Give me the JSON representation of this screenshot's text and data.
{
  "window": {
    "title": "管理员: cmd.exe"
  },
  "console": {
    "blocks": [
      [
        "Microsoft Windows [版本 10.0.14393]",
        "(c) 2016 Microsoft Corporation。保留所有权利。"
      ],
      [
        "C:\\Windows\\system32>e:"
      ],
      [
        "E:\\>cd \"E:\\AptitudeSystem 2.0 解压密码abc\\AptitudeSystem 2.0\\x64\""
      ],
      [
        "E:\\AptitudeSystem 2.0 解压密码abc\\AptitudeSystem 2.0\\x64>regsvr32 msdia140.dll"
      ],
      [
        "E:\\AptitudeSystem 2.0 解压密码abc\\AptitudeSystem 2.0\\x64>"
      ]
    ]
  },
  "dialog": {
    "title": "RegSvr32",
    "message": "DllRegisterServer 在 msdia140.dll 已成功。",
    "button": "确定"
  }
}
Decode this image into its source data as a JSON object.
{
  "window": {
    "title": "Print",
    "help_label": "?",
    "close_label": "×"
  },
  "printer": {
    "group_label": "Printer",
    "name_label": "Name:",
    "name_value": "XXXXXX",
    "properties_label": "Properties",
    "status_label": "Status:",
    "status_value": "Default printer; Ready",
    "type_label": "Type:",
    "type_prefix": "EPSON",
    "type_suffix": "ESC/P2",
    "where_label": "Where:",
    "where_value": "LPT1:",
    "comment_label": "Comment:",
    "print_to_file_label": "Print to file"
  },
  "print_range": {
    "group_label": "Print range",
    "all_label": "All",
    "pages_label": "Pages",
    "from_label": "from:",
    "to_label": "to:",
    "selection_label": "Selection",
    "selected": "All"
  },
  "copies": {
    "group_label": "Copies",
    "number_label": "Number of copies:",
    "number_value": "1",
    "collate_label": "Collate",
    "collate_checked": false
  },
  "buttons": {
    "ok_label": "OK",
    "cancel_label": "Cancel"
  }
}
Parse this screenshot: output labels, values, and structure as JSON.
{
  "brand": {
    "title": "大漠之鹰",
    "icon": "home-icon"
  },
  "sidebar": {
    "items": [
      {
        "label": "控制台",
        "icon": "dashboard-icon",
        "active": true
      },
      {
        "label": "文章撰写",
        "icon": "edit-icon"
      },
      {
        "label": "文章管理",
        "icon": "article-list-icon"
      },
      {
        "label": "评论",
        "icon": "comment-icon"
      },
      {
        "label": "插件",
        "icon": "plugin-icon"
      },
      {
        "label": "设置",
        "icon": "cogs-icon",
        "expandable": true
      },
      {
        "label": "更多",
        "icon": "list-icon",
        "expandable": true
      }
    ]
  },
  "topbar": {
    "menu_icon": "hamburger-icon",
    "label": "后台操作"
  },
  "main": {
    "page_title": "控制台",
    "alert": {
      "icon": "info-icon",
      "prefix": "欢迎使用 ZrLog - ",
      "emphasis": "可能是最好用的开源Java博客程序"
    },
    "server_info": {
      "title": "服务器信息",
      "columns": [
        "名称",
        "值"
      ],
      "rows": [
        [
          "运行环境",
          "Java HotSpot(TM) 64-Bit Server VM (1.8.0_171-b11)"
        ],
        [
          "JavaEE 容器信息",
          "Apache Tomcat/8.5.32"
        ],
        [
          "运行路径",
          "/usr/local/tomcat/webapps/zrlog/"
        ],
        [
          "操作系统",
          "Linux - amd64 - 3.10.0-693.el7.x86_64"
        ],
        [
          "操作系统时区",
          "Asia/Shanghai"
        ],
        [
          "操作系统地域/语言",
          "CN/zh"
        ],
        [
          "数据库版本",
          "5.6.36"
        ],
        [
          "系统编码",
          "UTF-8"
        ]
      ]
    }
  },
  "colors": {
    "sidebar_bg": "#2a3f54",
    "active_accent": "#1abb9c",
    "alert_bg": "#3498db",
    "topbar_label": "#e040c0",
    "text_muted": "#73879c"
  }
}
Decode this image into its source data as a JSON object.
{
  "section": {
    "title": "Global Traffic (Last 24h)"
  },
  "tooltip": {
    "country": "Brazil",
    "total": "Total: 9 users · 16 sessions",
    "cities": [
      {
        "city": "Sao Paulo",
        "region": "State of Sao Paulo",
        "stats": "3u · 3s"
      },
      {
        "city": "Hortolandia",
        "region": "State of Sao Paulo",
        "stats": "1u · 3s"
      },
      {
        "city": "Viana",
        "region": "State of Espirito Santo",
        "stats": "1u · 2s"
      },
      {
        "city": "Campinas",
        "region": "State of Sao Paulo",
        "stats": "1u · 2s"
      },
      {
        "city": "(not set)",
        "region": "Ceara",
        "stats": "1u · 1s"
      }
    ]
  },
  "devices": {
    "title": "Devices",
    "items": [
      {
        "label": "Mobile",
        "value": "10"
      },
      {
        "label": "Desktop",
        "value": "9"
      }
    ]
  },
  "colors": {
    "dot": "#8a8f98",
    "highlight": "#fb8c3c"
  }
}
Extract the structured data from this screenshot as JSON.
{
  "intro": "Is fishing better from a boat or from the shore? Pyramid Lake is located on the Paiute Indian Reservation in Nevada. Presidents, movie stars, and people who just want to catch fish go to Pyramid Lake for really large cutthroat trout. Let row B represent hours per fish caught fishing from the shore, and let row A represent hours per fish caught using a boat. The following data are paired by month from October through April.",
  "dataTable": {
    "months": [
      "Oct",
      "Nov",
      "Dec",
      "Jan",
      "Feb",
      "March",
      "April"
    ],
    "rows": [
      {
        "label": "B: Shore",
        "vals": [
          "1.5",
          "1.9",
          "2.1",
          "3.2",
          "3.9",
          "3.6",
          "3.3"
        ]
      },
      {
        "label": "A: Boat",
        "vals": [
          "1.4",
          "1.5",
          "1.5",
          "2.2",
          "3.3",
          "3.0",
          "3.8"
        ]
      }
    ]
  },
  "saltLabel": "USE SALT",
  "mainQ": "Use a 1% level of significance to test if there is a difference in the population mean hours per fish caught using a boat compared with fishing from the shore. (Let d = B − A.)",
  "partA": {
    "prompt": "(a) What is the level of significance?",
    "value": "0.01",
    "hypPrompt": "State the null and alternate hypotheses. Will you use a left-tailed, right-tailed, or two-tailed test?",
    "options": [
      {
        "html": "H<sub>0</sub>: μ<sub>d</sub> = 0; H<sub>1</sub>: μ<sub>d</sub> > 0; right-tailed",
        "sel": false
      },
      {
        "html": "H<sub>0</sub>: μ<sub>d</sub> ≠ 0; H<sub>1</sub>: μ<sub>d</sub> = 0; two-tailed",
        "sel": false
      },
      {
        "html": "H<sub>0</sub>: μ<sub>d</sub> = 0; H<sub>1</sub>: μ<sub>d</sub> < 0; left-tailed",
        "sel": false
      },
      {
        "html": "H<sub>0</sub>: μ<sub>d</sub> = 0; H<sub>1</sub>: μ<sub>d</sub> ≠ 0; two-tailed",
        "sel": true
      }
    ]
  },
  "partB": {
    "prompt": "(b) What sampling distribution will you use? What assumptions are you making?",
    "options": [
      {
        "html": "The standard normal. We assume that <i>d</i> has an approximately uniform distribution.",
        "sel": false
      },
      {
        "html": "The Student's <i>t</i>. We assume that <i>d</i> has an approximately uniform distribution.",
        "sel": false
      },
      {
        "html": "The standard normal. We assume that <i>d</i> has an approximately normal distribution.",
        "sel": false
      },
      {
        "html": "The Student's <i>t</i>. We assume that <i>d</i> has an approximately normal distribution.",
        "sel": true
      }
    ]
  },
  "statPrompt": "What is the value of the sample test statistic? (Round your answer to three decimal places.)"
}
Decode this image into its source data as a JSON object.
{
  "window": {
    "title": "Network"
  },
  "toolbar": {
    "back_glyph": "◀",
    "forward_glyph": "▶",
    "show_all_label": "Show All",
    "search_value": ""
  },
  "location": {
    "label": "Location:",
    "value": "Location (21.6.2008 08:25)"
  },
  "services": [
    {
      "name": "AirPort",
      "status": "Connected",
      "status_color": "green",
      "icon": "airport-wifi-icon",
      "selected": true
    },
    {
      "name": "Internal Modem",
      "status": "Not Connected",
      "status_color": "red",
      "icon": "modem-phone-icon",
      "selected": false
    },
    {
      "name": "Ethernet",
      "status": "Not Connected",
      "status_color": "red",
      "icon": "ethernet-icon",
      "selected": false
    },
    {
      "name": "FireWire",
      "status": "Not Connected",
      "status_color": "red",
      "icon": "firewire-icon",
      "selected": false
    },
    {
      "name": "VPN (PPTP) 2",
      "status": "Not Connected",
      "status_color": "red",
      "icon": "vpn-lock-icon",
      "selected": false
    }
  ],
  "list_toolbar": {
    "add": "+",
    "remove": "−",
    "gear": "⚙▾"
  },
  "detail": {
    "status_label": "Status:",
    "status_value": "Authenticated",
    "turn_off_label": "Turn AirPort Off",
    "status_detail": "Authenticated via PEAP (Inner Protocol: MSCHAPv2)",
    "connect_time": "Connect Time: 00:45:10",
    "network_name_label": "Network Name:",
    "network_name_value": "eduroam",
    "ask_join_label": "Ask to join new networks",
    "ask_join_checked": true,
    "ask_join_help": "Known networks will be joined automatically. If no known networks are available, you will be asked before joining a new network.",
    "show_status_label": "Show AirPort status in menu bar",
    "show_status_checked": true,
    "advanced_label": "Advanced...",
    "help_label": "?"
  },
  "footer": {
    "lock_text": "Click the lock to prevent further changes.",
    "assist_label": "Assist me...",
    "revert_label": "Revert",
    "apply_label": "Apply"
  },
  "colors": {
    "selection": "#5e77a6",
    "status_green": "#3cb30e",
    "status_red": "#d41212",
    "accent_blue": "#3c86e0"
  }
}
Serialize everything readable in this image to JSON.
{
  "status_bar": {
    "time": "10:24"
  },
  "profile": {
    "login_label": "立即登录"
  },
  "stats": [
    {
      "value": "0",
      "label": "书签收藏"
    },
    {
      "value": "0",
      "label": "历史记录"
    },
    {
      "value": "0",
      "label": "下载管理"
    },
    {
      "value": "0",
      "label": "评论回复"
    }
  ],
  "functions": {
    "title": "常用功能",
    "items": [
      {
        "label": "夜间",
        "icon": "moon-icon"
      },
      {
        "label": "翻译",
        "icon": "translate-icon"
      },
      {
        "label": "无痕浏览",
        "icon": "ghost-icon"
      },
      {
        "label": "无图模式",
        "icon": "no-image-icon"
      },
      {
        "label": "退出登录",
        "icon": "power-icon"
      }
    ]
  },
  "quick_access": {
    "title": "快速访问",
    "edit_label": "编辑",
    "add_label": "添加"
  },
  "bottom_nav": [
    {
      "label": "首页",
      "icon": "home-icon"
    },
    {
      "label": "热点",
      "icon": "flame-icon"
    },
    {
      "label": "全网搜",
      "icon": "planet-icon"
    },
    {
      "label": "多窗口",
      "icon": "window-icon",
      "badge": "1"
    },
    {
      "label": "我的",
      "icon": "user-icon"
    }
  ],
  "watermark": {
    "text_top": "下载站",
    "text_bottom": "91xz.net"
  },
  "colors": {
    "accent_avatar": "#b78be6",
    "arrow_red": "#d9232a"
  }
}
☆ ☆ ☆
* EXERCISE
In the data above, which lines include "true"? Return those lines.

* WORKED SOLUTION
        "active": true
        "expandable": true
        "expandable": true
        "sel": true
        "sel": true
      "selected": true
    "ask_join_checked": true,
    "show_status_checked": true,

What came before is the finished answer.